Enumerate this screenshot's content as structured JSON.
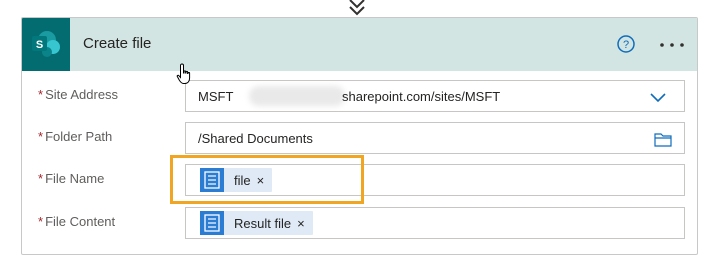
{
  "action": {
    "title": "Create file",
    "icons": {
      "app": "sharepoint-logo",
      "help": "help-icon",
      "more": "more-options-icon",
      "connector": "down-arrow-icon"
    }
  },
  "fields": {
    "site_address": {
      "required_mark": "*",
      "label": "Site Address",
      "value_prefix": "MSFT",
      "value_suffix": "sharepoint.com/sites/MSFT",
      "icon": "chevron-down-icon"
    },
    "folder_path": {
      "required_mark": "*",
      "label": "Folder Path",
      "value": "/Shared Documents",
      "icon": "folder-icon"
    },
    "file_name": {
      "required_mark": "*",
      "label": "File Name",
      "token": {
        "label": "file",
        "remove": "×"
      }
    },
    "file_content": {
      "required_mark": "*",
      "label": "File Content",
      "token": {
        "label": "Result file",
        "remove": "×"
      }
    }
  },
  "colors": {
    "header_bg": "#d3e5e2",
    "sharepoint": "#036c70",
    "token_bg": "#dfeaf6",
    "token_icon": "#2b7cd3",
    "highlight": "#f0a623",
    "required": "#a4262c"
  }
}
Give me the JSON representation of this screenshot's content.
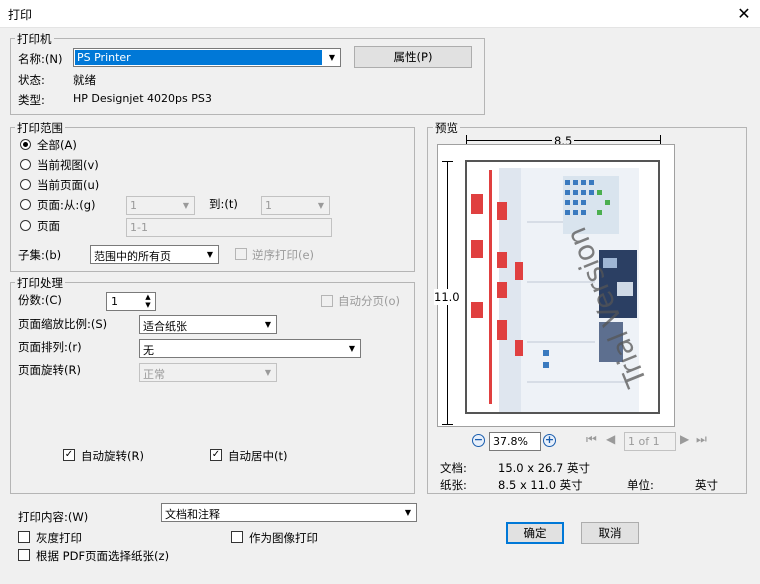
{
  "dialog": {
    "title": "打印",
    "close_icon": "close-icon"
  },
  "printer": {
    "group_label": "打印机",
    "name_label": "名称:(N)",
    "name_value": "PS Printer",
    "properties_button": "属性(P)",
    "status_label": "状态:",
    "status_value": "就绪",
    "type_label": "类型:",
    "type_value": "HP Designjet 4020ps PS3"
  },
  "range": {
    "group_label": "打印范围",
    "all": "全部(A)",
    "current_view": "当前视图(v)",
    "current_page": "当前页面(u)",
    "pages_from": "页面:从:(g)",
    "from_value": "1",
    "to_label": "到:(t)",
    "to_value": "1",
    "pages": "页面",
    "pages_value": "1-1",
    "subset_label": "子集:(b)",
    "subset_value": "范围中的所有页",
    "reverse": "逆序打印(e)"
  },
  "handling": {
    "group_label": "打印处理",
    "copies_label": "份数:(C)",
    "copies_value": "1",
    "collate": "自动分页(o)",
    "scaling_label": "页面缩放比例:(S)",
    "scaling_value": "适合纸张",
    "arrange_label": "页面排列:(r)",
    "arrange_value": "无",
    "rotate_label": "页面旋转(R)",
    "rotate_value": "正常",
    "auto_rotate": "自动旋转(R)",
    "auto_center": "自动居中(t)"
  },
  "content": {
    "label": "打印内容:(W)",
    "value": "文档和注释",
    "grayscale": "灰度打印",
    "as_image": "作为图像打印",
    "pdf_paper": "根据 PDF页面选择纸张(z)"
  },
  "preview": {
    "group_label": "预览",
    "width_dim": "8.5",
    "height_dim": "11.0",
    "zoom_value": "37.8%",
    "page_indicator": "1 of 1",
    "doc_label": "文档:",
    "doc_value": "15.0 x 26.7 英寸",
    "paper_label": "纸张:",
    "paper_value": "8.5 x 11.0 英寸",
    "unit_label": "单位:",
    "unit_value": "英寸",
    "watermark": "Trial Version"
  },
  "buttons": {
    "ok": "确定",
    "cancel": "取消"
  },
  "colors": {
    "accent": "#0078d7"
  }
}
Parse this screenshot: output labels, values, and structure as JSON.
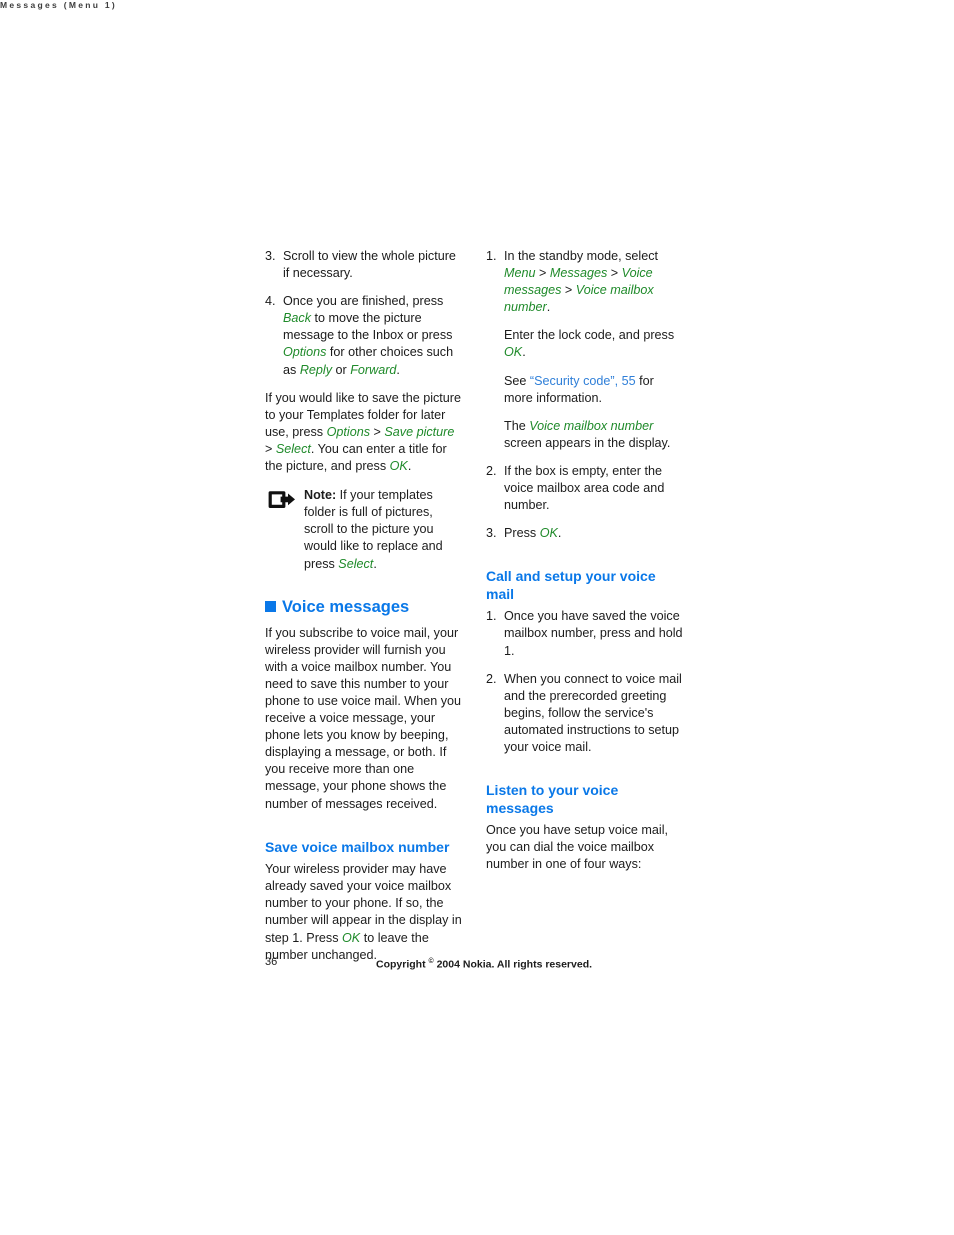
{
  "header": {
    "running_head": "Messages (Menu 1)"
  },
  "left_column": {
    "steps": [
      {
        "num": "3.",
        "text_parts": [
          {
            "t": "Scroll to view the whole picture if necessary.",
            "s": "plain"
          }
        ]
      },
      {
        "num": "4.",
        "text_parts": [
          {
            "t": "Once you are finished, press ",
            "s": "plain"
          },
          {
            "t": "Back",
            "s": "ui"
          },
          {
            "t": " to move the picture message to the Inbox or press ",
            "s": "plain"
          },
          {
            "t": "Options",
            "s": "ui"
          },
          {
            "t": " for other choices such as ",
            "s": "plain"
          },
          {
            "t": "Reply",
            "s": "ui"
          },
          {
            "t": " or ",
            "s": "plain"
          },
          {
            "t": "Forward",
            "s": "ui"
          },
          {
            "t": ".",
            "s": "plain"
          }
        ]
      }
    ],
    "paragraph_templates": [
      {
        "t": "If you would like to save the picture to your Templates folder for later use, press ",
        "s": "plain"
      },
      {
        "t": "Options",
        "s": "ui"
      },
      {
        "t": " > ",
        "s": "plain"
      },
      {
        "t": "Save picture",
        "s": "ui"
      },
      {
        "t": " > ",
        "s": "plain"
      },
      {
        "t": "Select",
        "s": "ui"
      },
      {
        "t": ". You can enter a title for the picture, and press ",
        "s": "plain"
      },
      {
        "t": "OK",
        "s": "ui"
      },
      {
        "t": ".",
        "s": "plain"
      }
    ],
    "note": {
      "icon_name": "note-pointer-icon",
      "label": "Note:",
      "parts": [
        {
          "t": " If your templates folder is full of pictures, scroll to the picture you would like to replace and press ",
          "s": "plain"
        },
        {
          "t": "Select",
          "s": "ui"
        },
        {
          "t": ".",
          "s": "plain"
        }
      ]
    },
    "section_heading": "Voice messages",
    "section_body": "If you subscribe to voice mail, your wireless provider will furnish you with a voice mailbox number. You need to save this number to your phone to use voice mail. When you receive a voice message, your phone lets you know by beeping, displaying a message, or both. If you receive more than one message, your phone shows the number of messages received.",
    "sub_heading": "Save voice mailbox number",
    "sub_body_parts": [
      {
        "t": "Your wireless provider may have already saved your voice mailbox number to your phone. If so, the number will appear in the display in step 1. Press ",
        "s": "plain"
      },
      {
        "t": "OK",
        "s": "ui"
      },
      {
        "t": " to leave the number unchanged.",
        "s": "plain"
      }
    ]
  },
  "right_column": {
    "steps": [
      {
        "num": "1.",
        "paragraphs": [
          [
            {
              "t": "In the standby mode, select ",
              "s": "plain"
            },
            {
              "t": "Menu",
              "s": "ui"
            },
            {
              "t": " > ",
              "s": "plain"
            },
            {
              "t": "Messages",
              "s": "ui"
            },
            {
              "t": " > ",
              "s": "plain"
            },
            {
              "t": "Voice messages",
              "s": "ui"
            },
            {
              "t": " > ",
              "s": "plain"
            },
            {
              "t": "Voice mailbox number",
              "s": "ui"
            },
            {
              "t": ".",
              "s": "plain"
            }
          ],
          [
            {
              "t": "Enter the lock code, and press ",
              "s": "plain"
            },
            {
              "t": "OK",
              "s": "ui"
            },
            {
              "t": ".",
              "s": "plain"
            }
          ],
          [
            {
              "t": "See ",
              "s": "plain"
            },
            {
              "t": "“Security code”, 55",
              "s": "link"
            },
            {
              "t": " for more information.",
              "s": "plain"
            }
          ],
          [
            {
              "t": "The ",
              "s": "plain"
            },
            {
              "t": "Voice mailbox number",
              "s": "ui"
            },
            {
              "t": " screen appears in the display.",
              "s": "plain"
            }
          ]
        ]
      },
      {
        "num": "2.",
        "paragraphs": [
          [
            {
              "t": "If the box is empty, enter the voice mailbox area code and number.",
              "s": "plain"
            }
          ]
        ]
      },
      {
        "num": "3.",
        "paragraphs": [
          [
            {
              "t": "Press ",
              "s": "plain"
            },
            {
              "t": "OK",
              "s": "ui"
            },
            {
              "t": ".",
              "s": "plain"
            }
          ]
        ]
      }
    ],
    "heading_1": "Call and setup your voice mail",
    "steps_2": [
      {
        "num": "1.",
        "paragraphs": [
          [
            {
              "t": "Once you have saved the voice mailbox number, press and hold 1.",
              "s": "plain"
            }
          ]
        ]
      },
      {
        "num": "2.",
        "paragraphs": [
          [
            {
              "t": "When you connect to voice mail and the prerecorded greeting begins, follow the service's automated instructions to setup your voice mail.",
              "s": "plain"
            }
          ]
        ]
      }
    ],
    "heading_2": "Listen to your voice messages",
    "body_2": "Once you have setup voice mail, you can dial the voice mailbox number in one of four ways:"
  },
  "footer": {
    "page_number": "36",
    "copyright_before": "Copyright ",
    "copyright_symbol": "©",
    "copyright_after": " 2004 Nokia. All rights reserved."
  },
  "colors": {
    "heading_blue": "#0a78e8",
    "ui_green": "#1f8a2a",
    "link_blue": "#2f7fd8",
    "body_text": "#1c1c1c",
    "running_head": "#3d3d3d"
  }
}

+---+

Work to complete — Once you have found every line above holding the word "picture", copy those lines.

Task solution —
            "t": "Scroll to view the whole picture if necessary.",
            "t": " to move the picture message to the Inbox or press ",
        "t": "If you would like to save the picture to your Templates folder for later use, press ",
        "t": "Save picture",
        "t": ". You can enter a title for the picture, and press ",
          "t": " If your templates folder is full of pictures, scroll to the picture you would like to replace and press ",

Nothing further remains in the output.